Return the entries exactly. Images are not part of the copy.
▽
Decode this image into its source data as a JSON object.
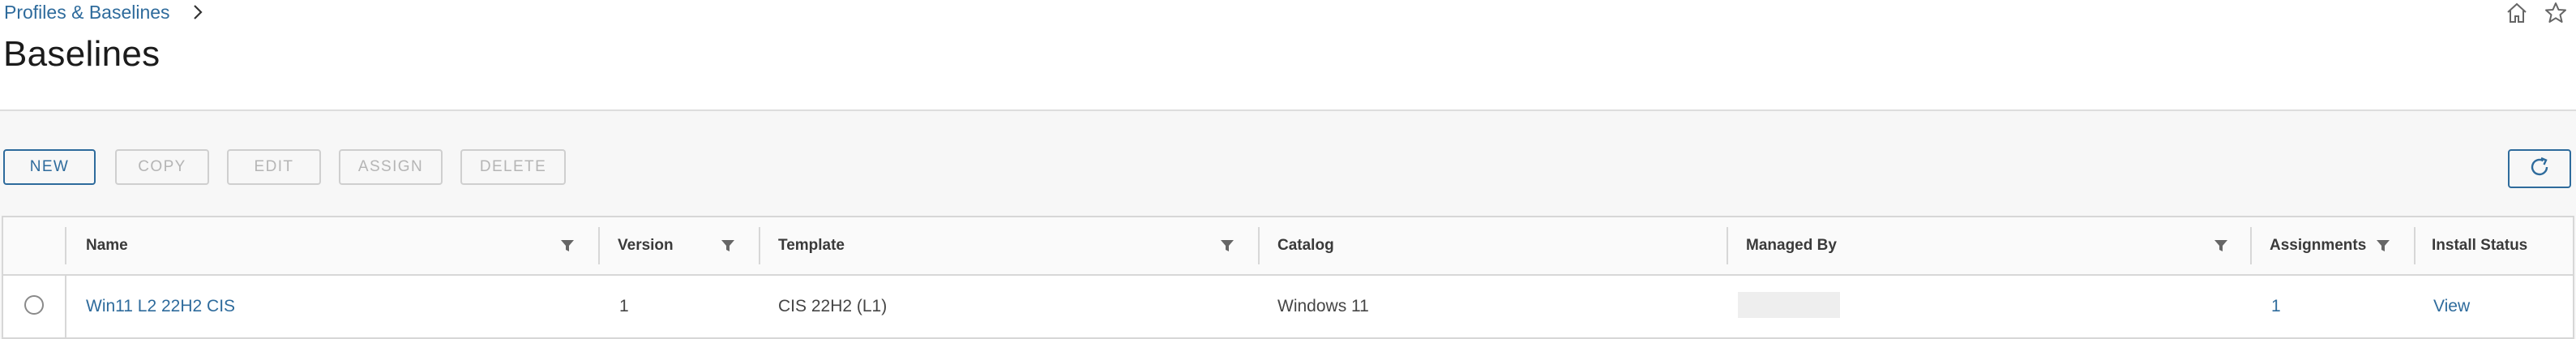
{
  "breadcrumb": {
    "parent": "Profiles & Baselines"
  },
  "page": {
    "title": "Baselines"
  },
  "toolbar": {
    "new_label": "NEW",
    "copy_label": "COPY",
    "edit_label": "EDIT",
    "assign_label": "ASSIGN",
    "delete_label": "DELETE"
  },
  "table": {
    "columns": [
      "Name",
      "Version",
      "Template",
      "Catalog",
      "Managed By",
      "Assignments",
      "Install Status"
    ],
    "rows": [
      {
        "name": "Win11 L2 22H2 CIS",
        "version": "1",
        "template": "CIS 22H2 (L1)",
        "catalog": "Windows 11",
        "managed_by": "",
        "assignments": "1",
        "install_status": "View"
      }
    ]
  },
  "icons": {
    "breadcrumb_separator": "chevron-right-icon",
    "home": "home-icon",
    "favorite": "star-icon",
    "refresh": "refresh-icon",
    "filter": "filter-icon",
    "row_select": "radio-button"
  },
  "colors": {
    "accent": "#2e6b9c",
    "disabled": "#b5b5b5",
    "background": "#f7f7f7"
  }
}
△
- _EXERCISE OUTPUT_:
Decode this image into its source data as a JSON object.
{
  "breadcrumb": {
    "parent": "Profiles & Baselines"
  },
  "page": {
    "title": "Baselines"
  },
  "toolbar": {
    "new_label": "NEW",
    "copy_label": "COPY",
    "edit_label": "EDIT",
    "assign_label": "ASSIGN",
    "delete_label": "DELETE"
  },
  "table": {
    "columns": [
      "Name",
      "Version",
      "Template",
      "Catalog",
      "Managed By",
      "Assignments",
      "Install Status"
    ],
    "rows": [
      {
        "name": "Win11 L2 22H2 CIS",
        "version": "1",
        "template": "CIS 22H2 (L1)",
        "catalog": "Windows 11",
        "managed_by": "",
        "assignments": "1",
        "install_status": "View"
      }
    ]
  },
  "icons": {
    "breadcrumb_separator": "chevron-right-icon",
    "home": "home-icon",
    "favorite": "star-icon",
    "refresh": "refresh-icon",
    "filter": "filter-icon",
    "row_select": "radio-button"
  },
  "colors": {
    "accent": "#2e6b9c",
    "disabled": "#b5b5b5",
    "background": "#f7f7f7"
  }
}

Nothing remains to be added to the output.